EXERCISE DETAILS:
How many lines in these records hold the string "subtitle"? State only that number.

Dataset items:
-------------------------
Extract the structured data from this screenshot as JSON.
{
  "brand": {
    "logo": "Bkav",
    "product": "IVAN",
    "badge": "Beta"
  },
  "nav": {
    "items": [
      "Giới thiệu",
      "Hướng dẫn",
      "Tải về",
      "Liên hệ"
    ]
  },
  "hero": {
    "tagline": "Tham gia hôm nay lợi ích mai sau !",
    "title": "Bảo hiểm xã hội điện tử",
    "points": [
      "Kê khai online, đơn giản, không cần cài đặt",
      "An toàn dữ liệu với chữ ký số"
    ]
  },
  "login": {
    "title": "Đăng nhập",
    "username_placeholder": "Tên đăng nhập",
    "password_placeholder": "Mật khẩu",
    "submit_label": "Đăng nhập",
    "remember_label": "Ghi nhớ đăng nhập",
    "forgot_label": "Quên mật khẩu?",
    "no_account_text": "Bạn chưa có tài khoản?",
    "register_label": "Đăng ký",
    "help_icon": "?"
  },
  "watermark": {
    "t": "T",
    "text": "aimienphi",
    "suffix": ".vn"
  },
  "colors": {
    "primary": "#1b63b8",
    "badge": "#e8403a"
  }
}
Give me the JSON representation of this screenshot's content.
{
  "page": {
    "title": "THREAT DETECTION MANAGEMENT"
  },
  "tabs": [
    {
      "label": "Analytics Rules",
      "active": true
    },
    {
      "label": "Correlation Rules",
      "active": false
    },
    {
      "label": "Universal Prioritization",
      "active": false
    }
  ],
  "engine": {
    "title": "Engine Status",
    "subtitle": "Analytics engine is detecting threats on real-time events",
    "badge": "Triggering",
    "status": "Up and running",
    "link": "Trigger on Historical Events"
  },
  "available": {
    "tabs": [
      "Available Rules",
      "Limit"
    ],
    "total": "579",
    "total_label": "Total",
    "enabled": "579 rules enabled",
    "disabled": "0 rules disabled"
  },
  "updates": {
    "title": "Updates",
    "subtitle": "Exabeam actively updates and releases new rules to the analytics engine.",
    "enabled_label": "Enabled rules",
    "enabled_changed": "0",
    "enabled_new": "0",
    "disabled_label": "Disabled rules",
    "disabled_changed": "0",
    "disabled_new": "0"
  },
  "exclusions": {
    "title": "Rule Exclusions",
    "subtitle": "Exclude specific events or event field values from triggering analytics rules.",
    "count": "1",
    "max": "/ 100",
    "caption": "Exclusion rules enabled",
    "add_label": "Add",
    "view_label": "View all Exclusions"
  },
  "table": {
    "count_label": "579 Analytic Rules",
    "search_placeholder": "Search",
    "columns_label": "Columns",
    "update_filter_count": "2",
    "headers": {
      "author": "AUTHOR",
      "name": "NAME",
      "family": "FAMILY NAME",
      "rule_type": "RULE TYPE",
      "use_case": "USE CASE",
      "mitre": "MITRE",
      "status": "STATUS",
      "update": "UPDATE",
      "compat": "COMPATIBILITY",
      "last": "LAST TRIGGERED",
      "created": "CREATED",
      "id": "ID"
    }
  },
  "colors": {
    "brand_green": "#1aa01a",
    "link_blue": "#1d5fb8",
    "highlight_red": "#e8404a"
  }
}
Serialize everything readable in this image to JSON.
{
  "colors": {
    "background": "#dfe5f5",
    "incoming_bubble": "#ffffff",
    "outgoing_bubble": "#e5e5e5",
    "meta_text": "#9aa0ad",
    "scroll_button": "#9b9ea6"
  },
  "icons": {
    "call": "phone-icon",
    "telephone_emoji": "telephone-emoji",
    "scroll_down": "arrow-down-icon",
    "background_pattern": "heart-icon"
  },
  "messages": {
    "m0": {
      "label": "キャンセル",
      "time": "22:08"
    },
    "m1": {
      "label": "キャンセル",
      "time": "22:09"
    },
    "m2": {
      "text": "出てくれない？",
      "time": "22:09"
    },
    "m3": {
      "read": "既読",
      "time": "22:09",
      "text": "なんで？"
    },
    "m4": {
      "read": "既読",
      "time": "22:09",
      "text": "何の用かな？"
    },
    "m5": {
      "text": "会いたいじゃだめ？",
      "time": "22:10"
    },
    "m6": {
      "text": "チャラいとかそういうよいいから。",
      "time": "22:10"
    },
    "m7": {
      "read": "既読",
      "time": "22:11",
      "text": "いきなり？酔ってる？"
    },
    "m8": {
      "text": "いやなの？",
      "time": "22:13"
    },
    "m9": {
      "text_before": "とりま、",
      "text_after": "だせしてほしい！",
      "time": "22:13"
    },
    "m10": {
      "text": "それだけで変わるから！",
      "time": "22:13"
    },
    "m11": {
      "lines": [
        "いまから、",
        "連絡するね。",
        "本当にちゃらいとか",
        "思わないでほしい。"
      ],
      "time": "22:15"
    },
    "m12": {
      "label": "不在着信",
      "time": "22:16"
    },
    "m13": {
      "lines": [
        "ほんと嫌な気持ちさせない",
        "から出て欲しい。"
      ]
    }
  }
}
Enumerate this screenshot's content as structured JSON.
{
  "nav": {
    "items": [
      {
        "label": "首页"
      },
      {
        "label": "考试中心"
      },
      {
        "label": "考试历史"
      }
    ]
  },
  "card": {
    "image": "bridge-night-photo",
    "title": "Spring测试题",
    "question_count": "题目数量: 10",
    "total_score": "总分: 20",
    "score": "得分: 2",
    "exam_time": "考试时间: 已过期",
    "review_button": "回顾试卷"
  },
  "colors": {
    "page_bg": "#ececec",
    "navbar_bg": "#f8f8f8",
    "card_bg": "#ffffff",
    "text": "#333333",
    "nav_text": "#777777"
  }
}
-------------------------
ANSWER BELOW:
3